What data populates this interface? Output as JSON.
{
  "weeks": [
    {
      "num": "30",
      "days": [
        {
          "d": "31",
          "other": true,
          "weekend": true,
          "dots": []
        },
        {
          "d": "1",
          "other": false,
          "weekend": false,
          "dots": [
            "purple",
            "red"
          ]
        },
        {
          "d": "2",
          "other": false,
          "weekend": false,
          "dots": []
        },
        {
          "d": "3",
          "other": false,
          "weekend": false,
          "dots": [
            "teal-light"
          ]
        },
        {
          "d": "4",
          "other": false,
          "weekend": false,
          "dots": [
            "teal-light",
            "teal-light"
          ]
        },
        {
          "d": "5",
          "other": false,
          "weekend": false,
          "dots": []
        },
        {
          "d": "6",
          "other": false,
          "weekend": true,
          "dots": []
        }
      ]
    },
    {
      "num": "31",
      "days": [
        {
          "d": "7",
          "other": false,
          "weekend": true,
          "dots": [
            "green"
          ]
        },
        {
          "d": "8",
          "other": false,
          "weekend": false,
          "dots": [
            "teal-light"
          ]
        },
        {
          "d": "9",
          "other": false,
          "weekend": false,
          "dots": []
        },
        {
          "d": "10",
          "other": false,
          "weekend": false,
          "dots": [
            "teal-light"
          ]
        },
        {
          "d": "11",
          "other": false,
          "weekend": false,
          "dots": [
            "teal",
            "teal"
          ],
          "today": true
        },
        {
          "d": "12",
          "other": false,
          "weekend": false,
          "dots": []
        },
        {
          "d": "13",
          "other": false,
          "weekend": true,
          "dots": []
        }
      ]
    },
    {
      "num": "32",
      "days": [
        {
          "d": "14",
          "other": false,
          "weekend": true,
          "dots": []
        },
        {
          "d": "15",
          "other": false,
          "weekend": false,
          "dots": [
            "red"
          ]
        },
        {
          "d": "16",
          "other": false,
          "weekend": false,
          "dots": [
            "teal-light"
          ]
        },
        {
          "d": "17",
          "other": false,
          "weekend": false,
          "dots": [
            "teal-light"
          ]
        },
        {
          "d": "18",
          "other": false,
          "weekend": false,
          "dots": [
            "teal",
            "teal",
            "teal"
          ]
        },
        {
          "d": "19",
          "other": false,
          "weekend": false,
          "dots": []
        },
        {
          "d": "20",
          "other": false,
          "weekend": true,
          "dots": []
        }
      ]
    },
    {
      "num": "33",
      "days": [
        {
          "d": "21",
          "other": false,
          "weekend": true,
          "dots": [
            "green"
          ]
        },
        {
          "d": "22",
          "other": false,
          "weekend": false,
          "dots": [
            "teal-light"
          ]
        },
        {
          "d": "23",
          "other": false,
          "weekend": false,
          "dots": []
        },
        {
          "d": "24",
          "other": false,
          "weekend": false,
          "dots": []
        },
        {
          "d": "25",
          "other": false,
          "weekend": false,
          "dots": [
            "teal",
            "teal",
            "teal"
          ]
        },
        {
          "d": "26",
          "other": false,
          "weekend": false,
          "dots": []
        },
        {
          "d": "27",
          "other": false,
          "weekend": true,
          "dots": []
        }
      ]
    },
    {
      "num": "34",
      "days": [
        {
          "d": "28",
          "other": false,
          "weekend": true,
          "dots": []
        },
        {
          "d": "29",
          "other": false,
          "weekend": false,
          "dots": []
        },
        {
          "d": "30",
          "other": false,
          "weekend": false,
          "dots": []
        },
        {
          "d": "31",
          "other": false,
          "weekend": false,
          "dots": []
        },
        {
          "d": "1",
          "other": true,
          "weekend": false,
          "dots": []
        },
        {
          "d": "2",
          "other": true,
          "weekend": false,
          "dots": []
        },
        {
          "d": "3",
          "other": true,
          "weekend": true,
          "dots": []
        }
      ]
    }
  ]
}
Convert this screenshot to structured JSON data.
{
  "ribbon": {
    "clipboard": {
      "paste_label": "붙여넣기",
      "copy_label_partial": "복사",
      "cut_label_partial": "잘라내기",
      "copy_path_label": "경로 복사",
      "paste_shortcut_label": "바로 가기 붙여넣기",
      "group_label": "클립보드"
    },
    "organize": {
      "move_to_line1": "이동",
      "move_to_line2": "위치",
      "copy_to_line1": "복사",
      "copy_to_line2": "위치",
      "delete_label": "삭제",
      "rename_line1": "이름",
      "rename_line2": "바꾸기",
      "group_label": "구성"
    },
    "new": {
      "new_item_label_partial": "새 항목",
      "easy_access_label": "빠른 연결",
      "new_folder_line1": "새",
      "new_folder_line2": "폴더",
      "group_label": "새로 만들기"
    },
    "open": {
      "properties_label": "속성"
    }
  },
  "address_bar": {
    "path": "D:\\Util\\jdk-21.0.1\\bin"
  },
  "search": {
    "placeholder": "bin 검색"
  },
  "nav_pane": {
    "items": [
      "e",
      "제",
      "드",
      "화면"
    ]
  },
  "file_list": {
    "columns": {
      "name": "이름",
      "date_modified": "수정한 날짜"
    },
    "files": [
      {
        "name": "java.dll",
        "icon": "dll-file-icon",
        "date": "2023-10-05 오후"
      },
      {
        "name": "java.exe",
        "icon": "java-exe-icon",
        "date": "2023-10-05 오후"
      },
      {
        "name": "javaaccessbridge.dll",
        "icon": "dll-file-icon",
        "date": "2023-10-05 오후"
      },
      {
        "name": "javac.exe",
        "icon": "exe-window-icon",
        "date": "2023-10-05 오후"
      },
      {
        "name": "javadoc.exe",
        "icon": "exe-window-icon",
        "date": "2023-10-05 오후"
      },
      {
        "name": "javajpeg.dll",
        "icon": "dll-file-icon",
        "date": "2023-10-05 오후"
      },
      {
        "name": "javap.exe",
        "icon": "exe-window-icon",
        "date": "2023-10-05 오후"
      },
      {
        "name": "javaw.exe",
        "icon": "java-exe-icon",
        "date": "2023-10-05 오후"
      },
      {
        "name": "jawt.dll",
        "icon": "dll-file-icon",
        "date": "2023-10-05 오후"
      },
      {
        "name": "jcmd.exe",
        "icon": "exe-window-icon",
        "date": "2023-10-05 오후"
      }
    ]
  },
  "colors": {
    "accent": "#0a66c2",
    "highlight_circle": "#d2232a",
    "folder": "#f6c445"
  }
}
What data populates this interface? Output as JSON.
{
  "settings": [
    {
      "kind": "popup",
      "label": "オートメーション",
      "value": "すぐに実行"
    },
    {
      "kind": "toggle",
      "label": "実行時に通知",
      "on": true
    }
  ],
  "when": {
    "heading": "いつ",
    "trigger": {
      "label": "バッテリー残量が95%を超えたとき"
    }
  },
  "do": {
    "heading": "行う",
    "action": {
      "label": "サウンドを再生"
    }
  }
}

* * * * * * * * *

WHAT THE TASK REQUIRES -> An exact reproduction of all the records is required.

YOUR SOLUTION ->
What data populates this interface? Output as JSON.
{
  "weeks": [
    {
      "num": "30",
      "days": [
        {
          "d": "31",
          "other": true,
          "weekend": true,
          "dots": []
        },
        {
          "d": "1",
          "other": false,
          "weekend": false,
          "dots": [
            "purple",
            "red"
          ]
        },
        {
          "d": "2",
          "other": false,
          "weekend": false,
          "dots": []
        },
        {
          "d": "3",
          "other": false,
          "weekend": false,
          "dots": [
            "teal-light"
          ]
        },
        {
          "d": "4",
          "other": false,
          "weekend": false,
          "dots": [
            "teal-light",
            "teal-light"
          ]
        },
        {
          "d": "5",
          "other": false,
          "weekend": false,
          "dots": []
        },
        {
          "d": "6",
          "other": false,
          "weekend": true,
          "dots": []
        }
      ]
    },
    {
      "num": "31",
      "days": [
        {
          "d": "7",
          "other": false,
          "weekend": true,
          "dots": [
            "green"
          ]
        },
        {
          "d": "8",
          "other": false,
          "weekend": false,
          "dots": [
            "teal-light"
          ]
        },
        {
          "d": "9",
          "other": false,
          "weekend": false,
          "dots": []
        },
        {
          "d": "10",
          "other": false,
          "weekend": false,
          "dots": [
            "teal-light"
          ]
        },
        {
          "d": "11",
          "other": false,
          "weekend": false,
          "dots": [
            "teal",
            "teal"
          ],
          "today": true
        },
        {
          "d": "12",
          "other": false,
          "weekend": false,
          "dots": []
        },
        {
          "d": "13",
          "other": false,
          "weekend": true,
          "dots": []
        }
      ]
    },
    {
      "num": "32",
      "days": [
        {
          "d": "14",
          "other": false,
          "weekend": true,
          "dots": []
        },
        {
          "d": "15",
          "other": false,
          "weekend": false,
          "dots": [
            "red"
          ]
        },
        {
          "d": "16",
          "other": false,
          "weekend": false,
          "dots": [
            "teal-light"
          ]
        },
        {
          "d": "17",
          "other": false,
          "weekend": false,
          "dots": [
            "teal-light"
          ]
        },
        {
          "d": "18",
          "other": false,
          "weekend": false,
          "dots": [
            "teal",
            "teal",
            "teal"
          ]
        },
        {
          "d": "19",
          "other": false,
          "weekend": false,
          "dots": []
        },
        {
          "d": "20",
          "other": false,
          "weekend": true,
          "dots": []
        }
      ]
    },
    {
      "num": "33",
      "days": [
        {
          "d": "21",
          "other": false,
          "weekend": true,
          "dots": [
            "green"
          ]
        },
        {
          "d": "22",
          "other": false,
          "weekend": false,
          "dots": [
            "teal-light"
          ]
        },
        {
          "d": "23",
          "other": false,
          "weekend": false,
          "dots": []
        },
        {
          "d": "24",
          "other": false,
          "weekend": false,
          "dots": []
        },
        {
          "d": "25",
          "other": false,
          "weekend": false,
          "dots": [
            "teal",
            "teal",
            "teal"
          ]
        },
        {
          "d": "26",
          "other": false,
          "weekend": false,
          "dots": []
        },
        {
          "d": "27",
          "other": false,
          "weekend": true,
          "dots": []
        }
      ]
    },
    {
      "num": "34",
      "days": [
        {
          "d": "28",
          "other": false,
          "weekend": true,
          "dots": []
        },
        {
          "d": "29",
          "other": false,
          "weekend": false,
          "dots": []
        },
        {
          "d": "30",
          "other": false,
          "weekend": false,
          "dots": []
        },
        {
          "d": "31",
          "other": false,
          "weekend": false,
          "dots": []
        },
        {
          "d": "1",
          "other": true,
          "weekend": false,
          "dots": []
        },
        {
          "d": "2",
          "other": true,
          "weekend": false,
          "dots": []
        },
        {
          "d": "3",
          "other": true,
          "weekend": true,
          "dots": []
        }
      ]
    }
  ]
}
Convert this screenshot to structured JSON data.
{
  "ribbon": {
    "clipboard": {
      "paste_label": "붙여넣기",
      "copy_label_partial": "복사",
      "cut_label_partial": "잘라내기",
      "copy_path_label": "경로 복사",
      "paste_shortcut_label": "바로 가기 붙여넣기",
      "group_label": "클립보드"
    },
    "organize": {
      "move_to_line1": "이동",
      "move_to_line2": "위치",
      "copy_to_line1": "복사",
      "copy_to_line2": "위치",
      "delete_label": "삭제",
      "rename_line1": "이름",
      "rename_line2": "바꾸기",
      "group_label": "구성"
    },
    "new": {
      "new_item_label_partial": "새 항목",
      "easy_access_label": "빠른 연결",
      "new_folder_line1": "새",
      "new_folder_line2": "폴더",
      "group_label": "새로 만들기"
    },
    "open": {
      "properties_label": "속성"
    }
  },
  "address_bar": {
    "path": "D:\\Util\\jdk-21.0.1\\bin"
  },
  "search": {
    "placeholder": "bin 검색"
  },
  "nav_pane": {
    "items": [
      "e",
      "제",
      "드",
      "화면"
    ]
  },
  "file_list": {
    "columns": {
      "name": "이름",
      "date_modified": "수정한 날짜"
    },
    "files": [
      {
        "name": "java.dll",
        "icon": "dll-file-icon",
        "date": "2023-10-05 오후"
      },
      {
        "name": "java.exe",
        "icon": "java-exe-icon",
        "date": "2023-10-05 오후"
      },
      {
        "name": "javaaccessbridge.dll",
        "icon": "dll-file-icon",
        "date": "2023-10-05 오후"
      },
      {
        "name": "javac.exe",
        "icon": "exe-window-icon",
        "date": "2023-10-05 오후"
      },
      {
        "name": "javadoc.exe",
        "icon": "exe-window-icon",
        "date": "2023-10-05 오후"
      },
      {
        "name": "javajpeg.dll",
        "icon": "dll-file-icon",
        "date": "2023-10-05 오후"
      },
      {
        "name": "javap.exe",
        "icon": "exe-window-icon",
        "date": "2023-10-05 오후"
      },
      {
        "name": "javaw.exe",
        "icon": "java-exe-icon",
        "date": "2023-10-05 오후"
      },
      {
        "name": "jawt.dll",
        "icon": "dll-file-icon",
        "date": "2023-10-05 오후"
      },
      {
        "name": "jcmd.exe",
        "icon": "exe-window-icon",
        "date": "2023-10-05 오후"
      }
    ]
  },
  "colors": {
    "accent": "#0a66c2",
    "highlight_circle": "#d2232a",
    "folder": "#f6c445"
  }
}
What data populates this interface? Output as JSON.
{
  "settings": [
    {
      "kind": "popup",
      "label": "オートメーション",
      "value": "すぐに実行"
    },
    {
      "kind": "toggle",
      "label": "実行時に通知",
      "on": true
    }
  ],
  "when": {
    "heading": "いつ",
    "trigger": {
      "label": "バッテリー残量が95%を超えたとき"
    }
  },
  "do": {
    "heading": "行う",
    "action": {
      "label": "サウンドを再生"
    }
  }
}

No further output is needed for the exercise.